PROBLEM TO SOLVE :: Please restate the listing below in full, word for word.

DATA EXCERPTS ::
──────

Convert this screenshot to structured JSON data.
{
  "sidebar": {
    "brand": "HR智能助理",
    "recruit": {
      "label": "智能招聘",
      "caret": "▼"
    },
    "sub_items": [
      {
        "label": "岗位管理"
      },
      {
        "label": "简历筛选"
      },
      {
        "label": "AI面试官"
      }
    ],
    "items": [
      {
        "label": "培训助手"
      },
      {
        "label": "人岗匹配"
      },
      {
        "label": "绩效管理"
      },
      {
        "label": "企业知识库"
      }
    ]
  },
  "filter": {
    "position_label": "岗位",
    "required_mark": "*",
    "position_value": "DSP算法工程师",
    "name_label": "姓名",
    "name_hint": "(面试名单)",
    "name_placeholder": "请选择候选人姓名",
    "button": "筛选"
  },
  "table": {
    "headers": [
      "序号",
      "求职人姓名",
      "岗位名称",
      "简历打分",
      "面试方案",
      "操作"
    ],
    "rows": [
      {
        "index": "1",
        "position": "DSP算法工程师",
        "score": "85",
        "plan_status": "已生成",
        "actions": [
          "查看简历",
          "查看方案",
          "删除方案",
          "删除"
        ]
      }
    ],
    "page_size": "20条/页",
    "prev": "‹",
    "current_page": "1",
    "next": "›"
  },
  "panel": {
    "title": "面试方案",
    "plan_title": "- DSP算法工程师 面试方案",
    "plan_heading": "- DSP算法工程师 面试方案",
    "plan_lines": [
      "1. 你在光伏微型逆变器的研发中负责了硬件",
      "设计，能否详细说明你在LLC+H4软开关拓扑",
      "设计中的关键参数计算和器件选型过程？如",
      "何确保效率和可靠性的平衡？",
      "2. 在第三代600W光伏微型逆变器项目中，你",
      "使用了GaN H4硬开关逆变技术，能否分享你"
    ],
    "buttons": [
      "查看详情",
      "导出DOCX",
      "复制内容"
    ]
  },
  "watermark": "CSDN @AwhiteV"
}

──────

EXERCISE OUTPUT ::
Convert this screenshot to structured JSON data.
{
  "sidebar": {
    "brand": "HR智能助理",
    "recruit": {
      "label": "智能招聘",
      "caret": "▼"
    },
    "sub_items": [
      {
        "label": "岗位管理"
      },
      {
        "label": "简历筛选"
      },
      {
        "label": "AI面试官"
      }
    ],
    "items": [
      {
        "label": "培训助手"
      },
      {
        "label": "人岗匹配"
      },
      {
        "label": "绩效管理"
      },
      {
        "label": "企业知识库"
      }
    ]
  },
  "filter": {
    "position_label": "岗位",
    "required_mark": "*",
    "position_value": "DSP算法工程师",
    "name_label": "姓名",
    "name_hint": "(面试名单)",
    "name_placeholder": "请选择候选人姓名",
    "button": "筛选"
  },
  "table": {
    "headers": [
      "序号",
      "求职人姓名",
      "岗位名称",
      "简历打分",
      "面试方案",
      "操作"
    ],
    "rows": [
      {
        "index": "1",
        "position": "DSP算法工程师",
        "score": "85",
        "plan_status": "已生成",
        "actions": [
          "查看简历",
          "查看方案",
          "删除方案",
          "删除"
        ]
      }
    ],
    "page_size": "20条/页",
    "prev": "‹",
    "current_page": "1",
    "next": "›"
  },
  "panel": {
    "title": "面试方案",
    "plan_title": "- DSP算法工程师 面试方案",
    "plan_heading": "- DSP算法工程师 面试方案",
    "plan_lines": [
      "1. 你在光伏微型逆变器的研发中负责了硬件",
      "设计，能否详细说明你在LLC+H4软开关拓扑",
      "设计中的关键参数计算和器件选型过程？如",
      "何确保效率和可靠性的平衡？",
      "2. 在第三代600W光伏微型逆变器项目中，你",
      "使用了GaN H4硬开关逆变技术，能否分享你"
    ],
    "buttons": [
      "查看详情",
      "导出DOCX",
      "复制内容"
    ]
  },
  "watermark": "CSDN @AwhiteV"
}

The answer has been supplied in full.